DATA LISTING:
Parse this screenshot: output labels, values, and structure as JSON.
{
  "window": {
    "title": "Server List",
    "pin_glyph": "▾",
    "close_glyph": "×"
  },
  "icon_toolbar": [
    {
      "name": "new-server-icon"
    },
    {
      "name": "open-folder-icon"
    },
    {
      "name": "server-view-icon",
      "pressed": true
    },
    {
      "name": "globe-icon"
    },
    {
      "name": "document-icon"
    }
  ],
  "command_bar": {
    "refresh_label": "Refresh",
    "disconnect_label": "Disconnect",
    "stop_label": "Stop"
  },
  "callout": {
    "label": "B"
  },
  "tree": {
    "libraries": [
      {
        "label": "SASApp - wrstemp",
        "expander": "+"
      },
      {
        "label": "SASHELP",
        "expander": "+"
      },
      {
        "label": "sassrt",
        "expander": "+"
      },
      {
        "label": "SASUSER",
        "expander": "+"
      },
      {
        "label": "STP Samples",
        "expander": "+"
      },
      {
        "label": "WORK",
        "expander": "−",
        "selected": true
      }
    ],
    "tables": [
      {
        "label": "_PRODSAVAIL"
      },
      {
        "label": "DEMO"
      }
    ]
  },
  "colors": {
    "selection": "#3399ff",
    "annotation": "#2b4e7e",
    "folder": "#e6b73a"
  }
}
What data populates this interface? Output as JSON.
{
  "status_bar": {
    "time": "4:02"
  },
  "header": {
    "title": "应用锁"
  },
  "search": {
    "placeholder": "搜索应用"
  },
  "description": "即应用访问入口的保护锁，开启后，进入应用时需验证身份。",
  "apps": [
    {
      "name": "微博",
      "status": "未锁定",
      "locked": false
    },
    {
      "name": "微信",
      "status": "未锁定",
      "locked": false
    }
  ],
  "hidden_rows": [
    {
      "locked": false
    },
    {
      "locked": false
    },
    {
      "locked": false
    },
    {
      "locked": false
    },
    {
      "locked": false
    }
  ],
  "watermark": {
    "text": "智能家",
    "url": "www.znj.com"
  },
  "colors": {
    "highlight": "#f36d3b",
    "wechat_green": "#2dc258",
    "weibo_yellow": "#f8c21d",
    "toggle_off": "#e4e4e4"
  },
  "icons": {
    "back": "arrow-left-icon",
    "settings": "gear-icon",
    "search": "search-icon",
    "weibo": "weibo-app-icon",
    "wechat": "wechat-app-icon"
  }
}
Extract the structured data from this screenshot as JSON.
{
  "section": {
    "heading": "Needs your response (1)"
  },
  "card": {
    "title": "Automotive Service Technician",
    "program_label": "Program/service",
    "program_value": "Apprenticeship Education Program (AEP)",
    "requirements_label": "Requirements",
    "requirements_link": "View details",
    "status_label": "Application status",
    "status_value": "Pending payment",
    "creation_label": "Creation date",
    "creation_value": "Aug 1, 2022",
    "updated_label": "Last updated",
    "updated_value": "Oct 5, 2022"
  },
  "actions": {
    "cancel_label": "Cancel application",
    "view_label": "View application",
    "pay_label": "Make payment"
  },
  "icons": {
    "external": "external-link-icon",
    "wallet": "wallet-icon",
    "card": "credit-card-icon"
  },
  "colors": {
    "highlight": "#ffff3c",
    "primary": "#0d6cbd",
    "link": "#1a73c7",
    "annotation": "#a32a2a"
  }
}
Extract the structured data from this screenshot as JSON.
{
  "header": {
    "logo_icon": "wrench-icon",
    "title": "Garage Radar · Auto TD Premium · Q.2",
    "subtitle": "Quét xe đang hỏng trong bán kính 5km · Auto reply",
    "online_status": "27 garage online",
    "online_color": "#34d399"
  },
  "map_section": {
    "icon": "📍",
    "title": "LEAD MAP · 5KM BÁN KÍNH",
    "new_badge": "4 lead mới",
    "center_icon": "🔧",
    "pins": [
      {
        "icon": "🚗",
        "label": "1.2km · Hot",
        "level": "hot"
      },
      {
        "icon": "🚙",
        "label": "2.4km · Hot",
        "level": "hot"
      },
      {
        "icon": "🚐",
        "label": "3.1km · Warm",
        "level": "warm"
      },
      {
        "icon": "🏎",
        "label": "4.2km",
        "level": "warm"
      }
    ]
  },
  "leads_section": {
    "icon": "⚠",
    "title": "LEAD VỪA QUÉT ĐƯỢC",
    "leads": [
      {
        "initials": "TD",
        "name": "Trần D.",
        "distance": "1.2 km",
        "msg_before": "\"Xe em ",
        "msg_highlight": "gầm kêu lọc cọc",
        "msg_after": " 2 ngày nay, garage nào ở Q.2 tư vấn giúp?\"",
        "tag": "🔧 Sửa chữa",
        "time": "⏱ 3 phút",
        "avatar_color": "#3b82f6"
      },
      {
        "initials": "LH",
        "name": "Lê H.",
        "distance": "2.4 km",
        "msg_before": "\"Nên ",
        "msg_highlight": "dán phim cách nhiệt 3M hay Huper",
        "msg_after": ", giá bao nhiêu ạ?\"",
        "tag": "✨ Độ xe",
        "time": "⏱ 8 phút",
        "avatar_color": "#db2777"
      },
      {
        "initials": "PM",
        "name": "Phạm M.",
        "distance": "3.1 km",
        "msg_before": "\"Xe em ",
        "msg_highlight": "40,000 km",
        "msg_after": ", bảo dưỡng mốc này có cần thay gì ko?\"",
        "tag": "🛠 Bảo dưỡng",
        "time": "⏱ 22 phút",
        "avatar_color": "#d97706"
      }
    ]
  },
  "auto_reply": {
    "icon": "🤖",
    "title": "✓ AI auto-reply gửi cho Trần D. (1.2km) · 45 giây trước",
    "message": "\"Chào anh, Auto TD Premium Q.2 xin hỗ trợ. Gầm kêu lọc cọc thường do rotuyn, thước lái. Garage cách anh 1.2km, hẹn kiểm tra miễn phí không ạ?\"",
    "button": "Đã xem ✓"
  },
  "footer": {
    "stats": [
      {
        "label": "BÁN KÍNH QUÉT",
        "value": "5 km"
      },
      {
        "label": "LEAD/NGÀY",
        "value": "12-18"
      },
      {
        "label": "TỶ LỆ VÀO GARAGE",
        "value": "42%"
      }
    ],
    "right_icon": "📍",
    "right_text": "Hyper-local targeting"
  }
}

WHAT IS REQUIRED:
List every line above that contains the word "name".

RESPONSE TO THIS EXERCISE:
      "name": "new-server-icon"
      "name": "open-folder-icon"
      "name": "server-view-icon",
      "name": "globe-icon"
      "name": "document-icon"
      "name": "微博",
      "name": "微信",
        "name": "Trần D.",
        "name": "Lê H.",
        "name": "Phạm M.",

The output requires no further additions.